A chair fitted with wheels for use as a means of transport by a person who is unable to walk as a result of illness, injury, or disability.
Types of Wheel chair
- Rear wheels
- Front castors
- Sports chair
- Pediatric chair
- An assessment may be done to evaluate the patient’s need for a wheelchair.
- This may include the patient’s strength, living situation, weight, skin integrity, etc. Once the patient’s needs are established, measurements are taken prior to ordering the equipment.
- Wheelchair management also trains the patient in functional activities that promote optimal safety, mobility and transfers.
- Patients who are wheelchair bound may occasionally need skilled input on positioning to avoid pressure points, contractures, and other medical complications.
- May be part of an active treatment plan directed at a specific goal.
- The patient must have the capacity to learn from instructions.
- Typically 3-4 total sessions should be sufficient to teach the patient these skills.
To manipulate the brakes
- To reach the right brake:
- Hook the left elbow behind the left chair handle.
- Lean forward and to the right, allowing the left biceps to lengthen as the trunk movement occurs.
- To release the brake, use flexion of the elbow and shoulder to push the lever forward with the palm of the hand or the lower part of the supinated forearm To apply the brake, pull the lever back using the right biceps and either the extended wrist or the supinated forearm

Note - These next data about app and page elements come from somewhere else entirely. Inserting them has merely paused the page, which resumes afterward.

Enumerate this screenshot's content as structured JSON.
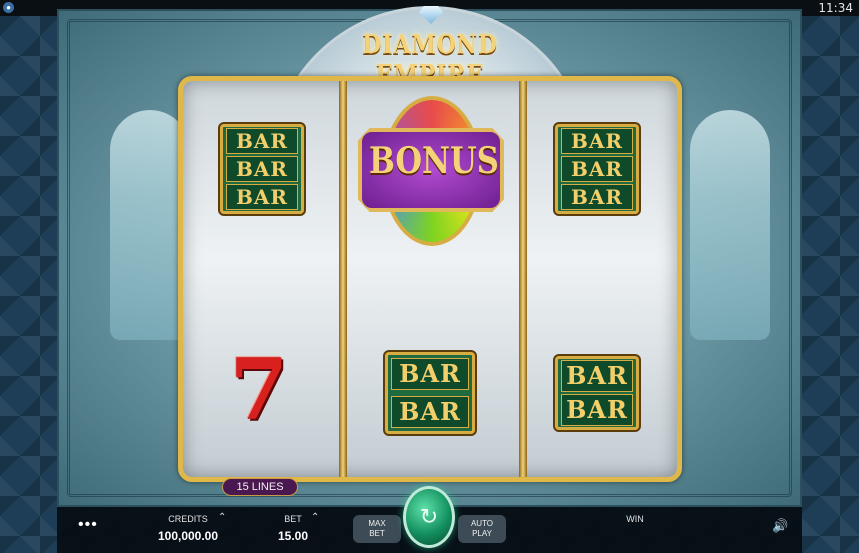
{
  "system": {
    "clock": "11:34"
  },
  "game": {
    "title": "DIAMOND EMPIRE"
  },
  "reels": {
    "reel1": {
      "top": [
        "BAR",
        "BAR",
        "BAR"
      ],
      "bottom": "7"
    },
    "reel2": {
      "top": "BONUS",
      "bottom": [
        "BAR",
        "BAR"
      ]
    },
    "reel3": {
      "top": [
        "BAR",
        "BAR",
        "BAR"
      ],
      "bottom": [
        "BAR",
        "BAR"
      ]
    }
  },
  "lines_badge": "15 LINES",
  "controls": {
    "menu": "•••",
    "credits_label": "CREDITS",
    "credits_value": "100,000.00",
    "bet_label": "BET",
    "bet_value": "15.00",
    "max_bet_line1": "MAX",
    "max_bet_line2": "BET",
    "auto_play_line1": "AUTO",
    "auto_play_line2": "PLAY",
    "win_label": "WIN",
    "up_arrow": "⌃",
    "sound_icon": "🔊"
  },
  "colors": {
    "reel_gold": "#e0b84a",
    "bar_green": "#1f6b3f",
    "bonus_purple": "#6c1f8f",
    "spin_green": "#13905f"
  }
}
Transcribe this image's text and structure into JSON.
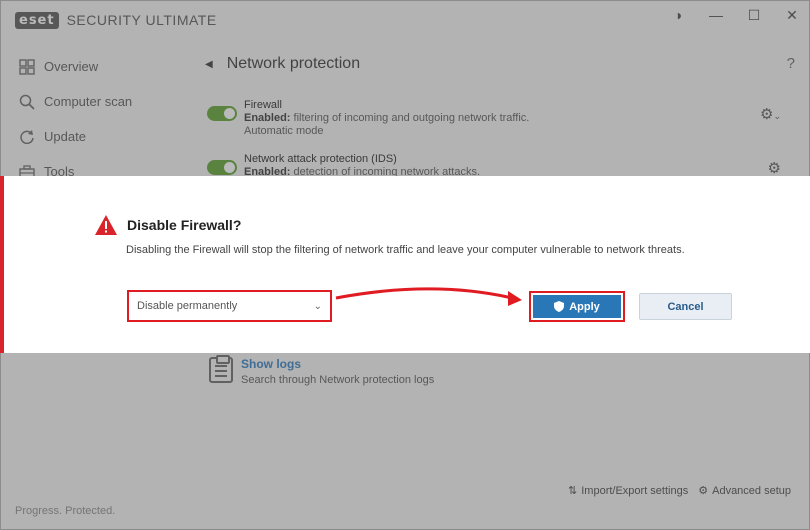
{
  "app": {
    "logo": "eset",
    "product": "SECURITY ULTIMATE",
    "window_buttons": [
      "◑",
      "—",
      "☐",
      "✕"
    ]
  },
  "sidebar": {
    "items": [
      {
        "label": "Overview",
        "icon": "overview-icon"
      },
      {
        "label": "Computer scan",
        "icon": "search-icon"
      },
      {
        "label": "Update",
        "icon": "update-icon"
      },
      {
        "label": "Tools",
        "icon": "toolbox-icon"
      }
    ],
    "status": "Progress. Protected."
  },
  "main": {
    "title": "Network protection",
    "features": [
      {
        "name": "Firewall",
        "desc_bold": "Enabled:",
        "desc": " filtering of incoming and outgoing network traffic.",
        "extra": "Automatic mode"
      },
      {
        "name": "Network attack protection (IDS)",
        "desc_bold": "Enabled:",
        "desc": " detection of incoming network attacks."
      }
    ],
    "show_logs": {
      "title": "Show logs",
      "desc": "Search through Network protection logs"
    },
    "bottom": {
      "import_export": "Import/Export settings",
      "advanced": "Advanced setup"
    }
  },
  "dialog": {
    "title": "Disable Firewall?",
    "description": "Disabling the Firewall will stop the filtering of network traffic and leave your computer vulnerable to network threats.",
    "select_value": "Disable permanently",
    "apply_label": "Apply",
    "cancel_label": "Cancel"
  },
  "colors": {
    "accent": "#2a77b8",
    "highlight": "#e01b22",
    "toggle_on": "#5aa12e",
    "warning": "#d9242b"
  }
}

- To remove the armrest
- Most armrests now tend to flip-up
To read more on Patient Care, click on the link below.